Data about app and page elements

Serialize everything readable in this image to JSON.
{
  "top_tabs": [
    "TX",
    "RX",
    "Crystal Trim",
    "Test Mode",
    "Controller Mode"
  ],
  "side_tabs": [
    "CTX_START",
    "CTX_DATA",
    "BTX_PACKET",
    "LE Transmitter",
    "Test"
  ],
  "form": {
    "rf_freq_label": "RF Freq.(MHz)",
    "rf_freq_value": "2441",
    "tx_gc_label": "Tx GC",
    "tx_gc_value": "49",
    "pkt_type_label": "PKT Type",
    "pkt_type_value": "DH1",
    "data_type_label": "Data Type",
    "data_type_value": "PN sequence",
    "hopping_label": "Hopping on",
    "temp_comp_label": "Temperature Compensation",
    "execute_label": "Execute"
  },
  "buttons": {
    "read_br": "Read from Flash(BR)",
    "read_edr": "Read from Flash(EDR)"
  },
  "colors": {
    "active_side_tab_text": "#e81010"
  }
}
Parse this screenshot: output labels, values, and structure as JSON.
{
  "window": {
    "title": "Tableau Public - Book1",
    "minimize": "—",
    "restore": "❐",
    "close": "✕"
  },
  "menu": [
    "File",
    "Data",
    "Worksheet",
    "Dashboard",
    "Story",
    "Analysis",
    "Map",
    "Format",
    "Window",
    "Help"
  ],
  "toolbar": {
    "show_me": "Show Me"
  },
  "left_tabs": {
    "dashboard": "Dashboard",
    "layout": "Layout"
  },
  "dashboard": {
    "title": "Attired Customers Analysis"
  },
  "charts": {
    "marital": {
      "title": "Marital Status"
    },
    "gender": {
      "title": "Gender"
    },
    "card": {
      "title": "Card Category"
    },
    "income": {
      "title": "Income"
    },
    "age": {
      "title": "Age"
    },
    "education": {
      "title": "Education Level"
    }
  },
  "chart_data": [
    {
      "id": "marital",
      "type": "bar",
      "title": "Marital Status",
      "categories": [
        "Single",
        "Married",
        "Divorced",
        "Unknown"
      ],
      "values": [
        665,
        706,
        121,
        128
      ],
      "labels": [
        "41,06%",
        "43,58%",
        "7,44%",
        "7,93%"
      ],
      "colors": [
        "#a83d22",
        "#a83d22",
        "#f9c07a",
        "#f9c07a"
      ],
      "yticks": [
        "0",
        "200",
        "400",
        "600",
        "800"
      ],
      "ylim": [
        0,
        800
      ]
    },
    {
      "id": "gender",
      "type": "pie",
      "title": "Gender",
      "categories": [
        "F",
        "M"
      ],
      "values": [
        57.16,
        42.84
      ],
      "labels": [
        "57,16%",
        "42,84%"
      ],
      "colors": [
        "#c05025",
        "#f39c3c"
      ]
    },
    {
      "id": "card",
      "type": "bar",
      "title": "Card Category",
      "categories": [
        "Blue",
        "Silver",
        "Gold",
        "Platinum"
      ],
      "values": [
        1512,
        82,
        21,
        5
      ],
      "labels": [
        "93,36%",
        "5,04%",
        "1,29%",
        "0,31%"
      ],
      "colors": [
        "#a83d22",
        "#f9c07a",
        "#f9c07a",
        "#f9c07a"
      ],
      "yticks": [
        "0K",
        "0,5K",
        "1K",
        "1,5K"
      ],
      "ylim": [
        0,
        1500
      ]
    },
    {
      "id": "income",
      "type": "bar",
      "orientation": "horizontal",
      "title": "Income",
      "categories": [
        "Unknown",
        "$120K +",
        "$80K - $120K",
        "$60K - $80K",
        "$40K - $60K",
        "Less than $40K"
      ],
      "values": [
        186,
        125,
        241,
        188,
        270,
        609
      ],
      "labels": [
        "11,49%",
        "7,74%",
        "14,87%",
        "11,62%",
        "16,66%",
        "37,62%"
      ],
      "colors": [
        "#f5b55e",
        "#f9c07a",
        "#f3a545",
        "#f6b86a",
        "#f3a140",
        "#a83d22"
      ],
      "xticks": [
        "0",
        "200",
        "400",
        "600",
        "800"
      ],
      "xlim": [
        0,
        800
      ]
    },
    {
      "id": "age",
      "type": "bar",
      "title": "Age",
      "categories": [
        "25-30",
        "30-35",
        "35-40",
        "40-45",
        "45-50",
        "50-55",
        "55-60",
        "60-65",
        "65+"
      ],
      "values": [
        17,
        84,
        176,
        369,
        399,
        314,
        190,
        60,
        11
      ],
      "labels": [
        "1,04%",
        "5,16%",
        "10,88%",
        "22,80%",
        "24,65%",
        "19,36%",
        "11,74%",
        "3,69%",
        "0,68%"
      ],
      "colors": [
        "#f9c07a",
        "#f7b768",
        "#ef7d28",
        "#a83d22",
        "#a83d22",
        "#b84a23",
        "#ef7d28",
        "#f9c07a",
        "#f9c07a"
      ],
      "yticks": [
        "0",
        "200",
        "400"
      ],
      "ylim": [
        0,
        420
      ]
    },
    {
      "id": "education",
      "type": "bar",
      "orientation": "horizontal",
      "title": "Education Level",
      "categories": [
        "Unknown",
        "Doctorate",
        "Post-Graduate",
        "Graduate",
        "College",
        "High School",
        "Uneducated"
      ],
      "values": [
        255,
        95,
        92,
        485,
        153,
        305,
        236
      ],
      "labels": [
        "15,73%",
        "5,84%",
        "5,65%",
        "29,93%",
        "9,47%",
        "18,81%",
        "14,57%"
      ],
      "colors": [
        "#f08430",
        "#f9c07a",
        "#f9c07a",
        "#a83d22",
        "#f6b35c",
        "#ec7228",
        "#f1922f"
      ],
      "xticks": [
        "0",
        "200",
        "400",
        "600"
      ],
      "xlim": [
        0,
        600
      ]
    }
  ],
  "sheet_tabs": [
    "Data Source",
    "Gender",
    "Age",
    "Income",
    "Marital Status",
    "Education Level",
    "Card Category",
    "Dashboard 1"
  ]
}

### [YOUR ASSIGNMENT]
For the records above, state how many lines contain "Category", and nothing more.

### [EXPECTED ANSWER]
3